1CY7Extremely poisonous CN- compound, pangram
1CY5Doubter, pessimist
1DA5Papa (… long legs, sugar …)
1DA5Fop, or foppish (“Yankee Doodle …” Cagney film)
1DE7Expert marksman, or disc with holes for sailboat lines, compound made from opposite of alive + vision organ
2DE5,7Rot, verb/noun
1DE7Proper (Are you …? Can I come in?), adj.
1DE4Refuse to give, grant or admit
1DI5Spotted cubes you roll, noun; or chop into cubes, verb
1DY4Something that consists of 2 parts, from Greek (Kylo Ren & Rey, e.g.)
1DY4Substance used to change the color of something, noun/verb
1DY4Unit of force in physics: 1 g / sec.²
1ED4Water swirl, NOT clothier Bauer
1EY4Organ of vision
1IN9Proper (Are you …? Can I come in?), adj.
1NA5♀ goat, or nursemaid
1NE5Require; verb/noun
1NI5Foolish or silly person
1YE6Basic monetary unit of Japan, noun; or longing; noun/verb

About this site

This site provides clues for a day's New York Times Spelling Bee puzzle. It follows in Kevin Davis' footsteps. The original set of 4,500 clues came from him, and they still make up about three quarters of the current clue set.
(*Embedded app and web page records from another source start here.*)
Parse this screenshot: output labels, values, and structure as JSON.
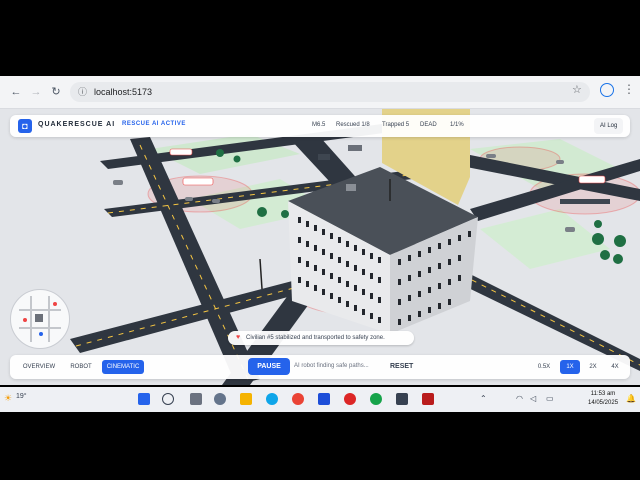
{
  "browser": {
    "url": "localhost:5173"
  },
  "app": {
    "brand": "QUAKERESCUE AI",
    "ai_status": "RESCUE AI ACTIVE",
    "stats": {
      "mag": "M6.5",
      "rescued": "Rescued 1/8",
      "trapped": "Trapped 5",
      "dead": "DEAD",
      "elapsed": "1/1%"
    },
    "ai_log_label": "AI Log"
  },
  "toast": {
    "message": "Civilian #5 stabilized and transported to safety zone."
  },
  "controls": {
    "views": [
      "OVERVIEW",
      "ROBOT",
      "CINEMATIC"
    ],
    "active_view": "CINEMATIC",
    "pause_label": "PAUSE",
    "path_status": "AI robot finding safe paths...",
    "reset_label": "RESET",
    "speeds": [
      "0.5X",
      "1X",
      "2X",
      "4X"
    ],
    "active_speed": "1X"
  },
  "taskbar": {
    "weather": "19°",
    "time": "11:53 am",
    "date": "14/05/2025"
  },
  "colors": {
    "accent": "#2563eb",
    "danger_zone": "#ef4444",
    "road": "#2f3640",
    "ground": "#e2e4e8"
  }
}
The "Bee Roots" approach is to provide explicit clues for root words, not every word. As logophiles, we are pretty good at putting on prefixes and suffixes, changing tense, and forming plurals (including Latin plurals!). The clues cover root words, arranged alphabetically by root word, with a count of words in the puzzle that come from each root. For example, if a puzzle includes ROAM and ROAMING, there will be a clue for ROAM and a count of 2. The root may not appear in the puzzle at all; for example, the 2021-07-23 Bee included ICED, DEICE, and DEICED. For such a puzzle, the clue would be for ICE with a word count of 3.
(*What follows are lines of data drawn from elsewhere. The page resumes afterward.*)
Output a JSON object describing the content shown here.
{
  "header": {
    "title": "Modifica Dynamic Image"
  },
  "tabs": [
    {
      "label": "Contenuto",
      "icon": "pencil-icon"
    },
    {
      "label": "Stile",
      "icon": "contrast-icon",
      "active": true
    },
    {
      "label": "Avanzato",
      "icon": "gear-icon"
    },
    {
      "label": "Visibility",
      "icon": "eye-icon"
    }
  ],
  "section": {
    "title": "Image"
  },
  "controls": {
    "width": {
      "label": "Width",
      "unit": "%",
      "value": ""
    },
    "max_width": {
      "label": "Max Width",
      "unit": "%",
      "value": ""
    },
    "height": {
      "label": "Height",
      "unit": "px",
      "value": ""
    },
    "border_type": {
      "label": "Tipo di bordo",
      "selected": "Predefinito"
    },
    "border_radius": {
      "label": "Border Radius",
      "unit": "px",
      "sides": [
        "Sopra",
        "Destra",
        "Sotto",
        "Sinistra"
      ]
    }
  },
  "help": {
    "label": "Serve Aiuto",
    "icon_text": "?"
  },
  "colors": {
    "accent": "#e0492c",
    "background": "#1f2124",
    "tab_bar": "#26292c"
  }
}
The Bee Roots approach involves judgement sometimes. For example, if a puzzle includes LOVE, LOVED, and LOVELY, how many roots are needed to cover them? LOVE and LOVED share the root LOVE, certainly, but LOVELY is tricky. LOVE is part of its etymology, but by now, the word means "exquisitely beautiful," which is a lot farther from the meaning of LOVE than swithcing to past tense. I'm inclined to treat LOVE and LOVELY as separate roots. You may not agree, which is fine. Another thing we logophiles share is a LOVE of arguing about words on Twitter.

A few words can have one meaning as a suffixed form and another as a stand-alone word. EVENING, for example. In those cases I will use the meaning that I think is more common.

One last complication, until another one pops up: a few roots have multiple spellings, for example LOLLYGAG and LALLYGAG. Depending on the day's letters, and maybe even the editor's whims, one or both could be in the puzzle's answer list. With such roots, you could see a word count of 2, even if there are no applicable prefixes or suffixes.

I will do my best to keep this site up to date and helpful (I hope). Check it out, and tweet feedback to @donswartwout Tweet to @donswartwout